**Data for the task**
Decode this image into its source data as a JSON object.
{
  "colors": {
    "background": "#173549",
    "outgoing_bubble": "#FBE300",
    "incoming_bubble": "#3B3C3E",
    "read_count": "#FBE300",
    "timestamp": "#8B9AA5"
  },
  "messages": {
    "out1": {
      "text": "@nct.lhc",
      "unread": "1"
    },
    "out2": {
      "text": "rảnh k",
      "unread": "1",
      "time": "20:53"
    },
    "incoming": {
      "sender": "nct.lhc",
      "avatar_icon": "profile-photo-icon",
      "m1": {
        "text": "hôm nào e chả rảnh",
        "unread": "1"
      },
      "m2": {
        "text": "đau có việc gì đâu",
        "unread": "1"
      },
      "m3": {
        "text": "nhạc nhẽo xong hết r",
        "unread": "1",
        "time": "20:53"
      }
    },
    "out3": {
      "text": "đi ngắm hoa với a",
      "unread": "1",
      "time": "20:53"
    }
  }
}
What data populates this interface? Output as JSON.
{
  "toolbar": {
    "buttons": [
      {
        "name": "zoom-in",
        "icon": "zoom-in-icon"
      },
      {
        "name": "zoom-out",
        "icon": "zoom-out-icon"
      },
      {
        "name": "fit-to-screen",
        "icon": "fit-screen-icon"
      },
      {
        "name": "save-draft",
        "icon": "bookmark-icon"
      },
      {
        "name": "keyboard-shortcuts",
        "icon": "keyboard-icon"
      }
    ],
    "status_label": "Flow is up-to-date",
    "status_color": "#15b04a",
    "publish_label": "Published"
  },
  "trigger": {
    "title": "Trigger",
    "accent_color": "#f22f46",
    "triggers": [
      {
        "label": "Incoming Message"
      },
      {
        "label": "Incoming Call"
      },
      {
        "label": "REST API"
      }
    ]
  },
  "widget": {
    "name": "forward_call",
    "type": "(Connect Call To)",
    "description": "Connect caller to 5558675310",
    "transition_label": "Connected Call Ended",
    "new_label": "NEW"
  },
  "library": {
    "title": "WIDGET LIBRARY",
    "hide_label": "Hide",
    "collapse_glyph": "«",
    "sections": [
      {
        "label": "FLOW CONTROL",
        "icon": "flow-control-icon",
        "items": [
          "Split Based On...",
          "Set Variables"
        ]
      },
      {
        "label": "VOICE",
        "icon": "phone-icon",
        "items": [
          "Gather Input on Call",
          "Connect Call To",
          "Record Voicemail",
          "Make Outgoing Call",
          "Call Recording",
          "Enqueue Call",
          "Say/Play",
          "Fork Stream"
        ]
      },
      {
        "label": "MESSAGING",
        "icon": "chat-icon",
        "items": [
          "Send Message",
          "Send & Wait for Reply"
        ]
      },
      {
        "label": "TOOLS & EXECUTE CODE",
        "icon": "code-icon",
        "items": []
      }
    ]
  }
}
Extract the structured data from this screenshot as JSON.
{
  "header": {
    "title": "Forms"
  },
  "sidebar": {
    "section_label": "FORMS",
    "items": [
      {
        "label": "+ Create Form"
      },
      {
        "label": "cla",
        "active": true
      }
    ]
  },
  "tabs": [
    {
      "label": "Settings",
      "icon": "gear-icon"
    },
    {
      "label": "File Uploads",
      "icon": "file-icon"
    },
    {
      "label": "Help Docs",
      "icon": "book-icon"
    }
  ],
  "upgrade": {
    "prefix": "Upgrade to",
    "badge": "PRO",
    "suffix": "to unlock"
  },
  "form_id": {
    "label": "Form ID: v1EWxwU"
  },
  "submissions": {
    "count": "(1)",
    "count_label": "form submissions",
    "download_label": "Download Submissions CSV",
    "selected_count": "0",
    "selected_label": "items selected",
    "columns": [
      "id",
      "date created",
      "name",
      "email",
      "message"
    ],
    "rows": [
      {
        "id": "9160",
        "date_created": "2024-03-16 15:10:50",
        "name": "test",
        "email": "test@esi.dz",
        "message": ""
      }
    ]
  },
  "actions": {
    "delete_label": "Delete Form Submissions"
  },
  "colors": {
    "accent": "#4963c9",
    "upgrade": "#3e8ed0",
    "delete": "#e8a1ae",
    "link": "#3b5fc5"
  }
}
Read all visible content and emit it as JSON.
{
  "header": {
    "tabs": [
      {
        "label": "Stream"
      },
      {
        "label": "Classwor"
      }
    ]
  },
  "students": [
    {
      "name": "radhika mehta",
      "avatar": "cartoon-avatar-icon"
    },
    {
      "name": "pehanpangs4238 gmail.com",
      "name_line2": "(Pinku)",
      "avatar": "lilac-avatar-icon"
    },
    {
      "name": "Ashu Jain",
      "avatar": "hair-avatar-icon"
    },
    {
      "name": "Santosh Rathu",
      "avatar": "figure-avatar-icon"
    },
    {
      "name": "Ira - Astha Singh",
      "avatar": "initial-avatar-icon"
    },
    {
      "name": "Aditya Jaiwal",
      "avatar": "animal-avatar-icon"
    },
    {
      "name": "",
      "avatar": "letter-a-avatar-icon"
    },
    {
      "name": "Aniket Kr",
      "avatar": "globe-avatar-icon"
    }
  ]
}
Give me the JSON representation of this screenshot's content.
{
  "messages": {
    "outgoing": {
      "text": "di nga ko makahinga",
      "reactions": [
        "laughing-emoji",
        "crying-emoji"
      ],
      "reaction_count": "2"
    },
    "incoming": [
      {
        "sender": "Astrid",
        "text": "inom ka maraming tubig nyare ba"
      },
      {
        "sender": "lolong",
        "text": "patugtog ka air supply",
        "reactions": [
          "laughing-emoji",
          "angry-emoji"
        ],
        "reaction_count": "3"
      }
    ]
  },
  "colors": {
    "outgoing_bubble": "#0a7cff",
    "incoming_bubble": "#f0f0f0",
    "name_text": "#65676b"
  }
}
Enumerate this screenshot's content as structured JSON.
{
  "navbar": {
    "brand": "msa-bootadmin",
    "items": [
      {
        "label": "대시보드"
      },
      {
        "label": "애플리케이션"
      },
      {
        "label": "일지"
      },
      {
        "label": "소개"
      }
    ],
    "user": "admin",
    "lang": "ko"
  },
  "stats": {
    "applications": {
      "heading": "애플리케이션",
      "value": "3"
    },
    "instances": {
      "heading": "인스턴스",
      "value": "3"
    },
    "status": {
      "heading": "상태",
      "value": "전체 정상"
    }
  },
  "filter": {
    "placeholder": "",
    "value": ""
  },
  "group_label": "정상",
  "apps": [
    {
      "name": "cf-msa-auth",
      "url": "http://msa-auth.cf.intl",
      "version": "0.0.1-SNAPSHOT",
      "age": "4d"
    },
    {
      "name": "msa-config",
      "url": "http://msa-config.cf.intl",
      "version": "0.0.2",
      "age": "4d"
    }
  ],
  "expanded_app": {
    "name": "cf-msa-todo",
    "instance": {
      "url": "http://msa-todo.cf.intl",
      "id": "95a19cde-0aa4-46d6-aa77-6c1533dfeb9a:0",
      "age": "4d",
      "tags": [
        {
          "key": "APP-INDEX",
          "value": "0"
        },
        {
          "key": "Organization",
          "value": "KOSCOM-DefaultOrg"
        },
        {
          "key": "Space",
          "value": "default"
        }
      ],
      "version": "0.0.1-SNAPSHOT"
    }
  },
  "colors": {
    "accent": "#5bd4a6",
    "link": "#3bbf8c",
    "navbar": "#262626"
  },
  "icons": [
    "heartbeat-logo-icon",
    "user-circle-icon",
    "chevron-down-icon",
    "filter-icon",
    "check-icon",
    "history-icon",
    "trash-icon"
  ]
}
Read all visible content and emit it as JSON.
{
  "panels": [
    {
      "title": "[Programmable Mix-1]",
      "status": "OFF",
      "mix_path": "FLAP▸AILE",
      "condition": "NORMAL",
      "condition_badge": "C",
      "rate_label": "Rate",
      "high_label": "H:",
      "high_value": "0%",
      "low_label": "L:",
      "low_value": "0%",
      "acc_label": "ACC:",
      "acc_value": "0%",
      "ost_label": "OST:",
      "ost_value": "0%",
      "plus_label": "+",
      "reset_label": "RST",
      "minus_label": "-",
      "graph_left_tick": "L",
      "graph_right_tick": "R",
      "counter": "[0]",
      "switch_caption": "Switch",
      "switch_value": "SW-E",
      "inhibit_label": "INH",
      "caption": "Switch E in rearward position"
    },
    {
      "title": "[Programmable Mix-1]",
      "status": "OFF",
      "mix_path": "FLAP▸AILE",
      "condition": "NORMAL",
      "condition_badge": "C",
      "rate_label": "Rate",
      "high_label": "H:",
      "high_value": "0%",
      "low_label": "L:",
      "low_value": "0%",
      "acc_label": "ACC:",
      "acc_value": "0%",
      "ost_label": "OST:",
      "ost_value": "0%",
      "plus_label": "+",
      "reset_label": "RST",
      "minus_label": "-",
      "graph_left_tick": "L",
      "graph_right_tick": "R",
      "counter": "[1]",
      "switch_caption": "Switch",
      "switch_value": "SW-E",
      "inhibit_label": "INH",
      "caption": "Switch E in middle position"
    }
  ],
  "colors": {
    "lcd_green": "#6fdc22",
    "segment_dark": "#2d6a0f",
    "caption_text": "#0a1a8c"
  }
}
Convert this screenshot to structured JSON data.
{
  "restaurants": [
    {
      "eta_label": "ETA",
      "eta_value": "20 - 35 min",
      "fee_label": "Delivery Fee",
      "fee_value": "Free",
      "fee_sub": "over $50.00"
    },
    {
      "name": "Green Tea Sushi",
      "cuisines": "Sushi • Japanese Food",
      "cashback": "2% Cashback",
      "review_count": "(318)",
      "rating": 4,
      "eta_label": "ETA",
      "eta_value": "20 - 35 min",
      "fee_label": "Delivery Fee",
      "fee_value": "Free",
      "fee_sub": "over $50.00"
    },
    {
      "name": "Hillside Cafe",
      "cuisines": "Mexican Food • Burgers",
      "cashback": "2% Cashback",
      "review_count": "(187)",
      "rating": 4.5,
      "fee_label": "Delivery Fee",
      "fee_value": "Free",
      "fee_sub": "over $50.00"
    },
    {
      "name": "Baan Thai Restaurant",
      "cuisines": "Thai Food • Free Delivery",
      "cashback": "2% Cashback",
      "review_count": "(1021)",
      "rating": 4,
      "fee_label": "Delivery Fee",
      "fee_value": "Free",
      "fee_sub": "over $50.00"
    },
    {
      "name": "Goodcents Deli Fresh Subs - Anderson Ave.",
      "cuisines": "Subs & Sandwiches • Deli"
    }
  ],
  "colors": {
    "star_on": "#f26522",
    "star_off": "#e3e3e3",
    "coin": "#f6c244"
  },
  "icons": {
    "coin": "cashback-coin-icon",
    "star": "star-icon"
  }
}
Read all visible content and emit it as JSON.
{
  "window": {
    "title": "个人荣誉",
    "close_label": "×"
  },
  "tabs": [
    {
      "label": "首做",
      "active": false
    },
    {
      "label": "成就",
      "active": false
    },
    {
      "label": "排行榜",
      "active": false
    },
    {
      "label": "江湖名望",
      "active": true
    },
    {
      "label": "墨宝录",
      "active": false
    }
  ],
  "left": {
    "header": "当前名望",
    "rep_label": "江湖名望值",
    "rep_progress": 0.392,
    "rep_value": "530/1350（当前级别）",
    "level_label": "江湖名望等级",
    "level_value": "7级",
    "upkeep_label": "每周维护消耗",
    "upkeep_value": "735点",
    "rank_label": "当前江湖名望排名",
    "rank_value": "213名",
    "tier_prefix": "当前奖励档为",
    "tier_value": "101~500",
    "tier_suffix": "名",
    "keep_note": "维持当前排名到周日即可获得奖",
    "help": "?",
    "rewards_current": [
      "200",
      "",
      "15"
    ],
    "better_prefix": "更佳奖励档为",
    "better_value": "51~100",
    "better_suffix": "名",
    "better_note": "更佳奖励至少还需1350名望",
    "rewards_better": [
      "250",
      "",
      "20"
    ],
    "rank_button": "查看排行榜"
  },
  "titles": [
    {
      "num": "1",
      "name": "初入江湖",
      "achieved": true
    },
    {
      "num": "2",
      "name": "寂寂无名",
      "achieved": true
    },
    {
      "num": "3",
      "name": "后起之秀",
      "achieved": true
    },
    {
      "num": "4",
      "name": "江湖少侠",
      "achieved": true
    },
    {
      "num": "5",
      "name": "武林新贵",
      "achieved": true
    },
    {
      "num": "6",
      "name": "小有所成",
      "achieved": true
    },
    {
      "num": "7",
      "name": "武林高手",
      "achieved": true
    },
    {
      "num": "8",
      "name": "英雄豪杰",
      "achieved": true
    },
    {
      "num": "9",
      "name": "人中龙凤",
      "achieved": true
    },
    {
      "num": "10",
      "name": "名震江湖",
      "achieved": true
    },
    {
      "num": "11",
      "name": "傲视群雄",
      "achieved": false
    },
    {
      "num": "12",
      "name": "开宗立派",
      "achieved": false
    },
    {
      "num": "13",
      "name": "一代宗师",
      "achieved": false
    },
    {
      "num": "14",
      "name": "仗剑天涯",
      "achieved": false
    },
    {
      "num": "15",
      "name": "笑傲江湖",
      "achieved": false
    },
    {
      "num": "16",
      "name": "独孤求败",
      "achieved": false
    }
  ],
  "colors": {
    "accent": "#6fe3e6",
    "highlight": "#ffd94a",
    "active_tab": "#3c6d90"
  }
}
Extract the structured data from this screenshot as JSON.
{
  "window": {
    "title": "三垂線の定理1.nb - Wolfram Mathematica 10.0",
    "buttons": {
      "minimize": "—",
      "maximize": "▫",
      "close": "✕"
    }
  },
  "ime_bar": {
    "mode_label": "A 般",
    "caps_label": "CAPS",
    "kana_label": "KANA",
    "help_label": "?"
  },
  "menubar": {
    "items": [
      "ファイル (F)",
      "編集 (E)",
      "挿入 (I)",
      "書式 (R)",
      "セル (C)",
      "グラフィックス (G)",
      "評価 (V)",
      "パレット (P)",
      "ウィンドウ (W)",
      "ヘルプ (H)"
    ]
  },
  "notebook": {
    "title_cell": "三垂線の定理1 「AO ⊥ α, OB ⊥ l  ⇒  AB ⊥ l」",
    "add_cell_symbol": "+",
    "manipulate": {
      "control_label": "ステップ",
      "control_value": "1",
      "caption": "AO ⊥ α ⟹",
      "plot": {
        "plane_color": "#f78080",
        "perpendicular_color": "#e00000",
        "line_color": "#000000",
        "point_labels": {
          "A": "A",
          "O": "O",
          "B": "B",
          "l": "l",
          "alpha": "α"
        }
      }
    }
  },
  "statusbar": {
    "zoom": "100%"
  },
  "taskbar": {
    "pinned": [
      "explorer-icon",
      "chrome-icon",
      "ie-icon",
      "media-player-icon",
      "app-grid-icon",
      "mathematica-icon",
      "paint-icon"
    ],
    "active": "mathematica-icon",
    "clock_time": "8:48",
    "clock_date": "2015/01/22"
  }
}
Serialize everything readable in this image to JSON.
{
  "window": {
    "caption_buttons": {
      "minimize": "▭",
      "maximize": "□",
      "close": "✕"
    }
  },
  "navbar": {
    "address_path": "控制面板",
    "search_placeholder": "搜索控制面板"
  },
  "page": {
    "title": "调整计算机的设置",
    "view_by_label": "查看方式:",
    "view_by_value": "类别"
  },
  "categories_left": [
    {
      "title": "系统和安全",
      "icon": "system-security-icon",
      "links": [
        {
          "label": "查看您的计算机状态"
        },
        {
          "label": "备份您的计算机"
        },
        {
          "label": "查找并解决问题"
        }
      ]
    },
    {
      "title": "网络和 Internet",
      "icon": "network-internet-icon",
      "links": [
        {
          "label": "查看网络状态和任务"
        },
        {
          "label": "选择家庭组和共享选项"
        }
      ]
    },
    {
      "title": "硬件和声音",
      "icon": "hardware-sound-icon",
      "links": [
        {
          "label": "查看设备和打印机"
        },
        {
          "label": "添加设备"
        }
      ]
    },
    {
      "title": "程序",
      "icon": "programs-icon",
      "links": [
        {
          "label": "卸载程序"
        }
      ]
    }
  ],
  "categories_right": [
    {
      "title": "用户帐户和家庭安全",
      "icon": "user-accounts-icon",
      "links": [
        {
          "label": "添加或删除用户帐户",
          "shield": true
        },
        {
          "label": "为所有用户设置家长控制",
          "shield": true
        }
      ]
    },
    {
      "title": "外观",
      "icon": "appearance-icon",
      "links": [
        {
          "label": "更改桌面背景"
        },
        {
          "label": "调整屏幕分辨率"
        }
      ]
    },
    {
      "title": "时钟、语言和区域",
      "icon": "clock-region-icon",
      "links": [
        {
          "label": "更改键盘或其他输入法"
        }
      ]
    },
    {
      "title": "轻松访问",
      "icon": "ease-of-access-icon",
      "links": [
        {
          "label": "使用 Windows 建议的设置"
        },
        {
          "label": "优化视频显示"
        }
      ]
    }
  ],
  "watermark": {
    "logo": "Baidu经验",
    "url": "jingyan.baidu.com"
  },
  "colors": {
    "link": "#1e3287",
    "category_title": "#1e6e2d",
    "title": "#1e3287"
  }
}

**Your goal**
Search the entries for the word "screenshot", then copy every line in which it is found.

**Problem solution**
Extract the structured data from this screenshot as JSON.
Give me the JSON representation of this screenshot's content.
Enumerate this screenshot's content as structured JSON.
Convert this screenshot to structured JSON data.
Extract the structured data from this screenshot as JSON.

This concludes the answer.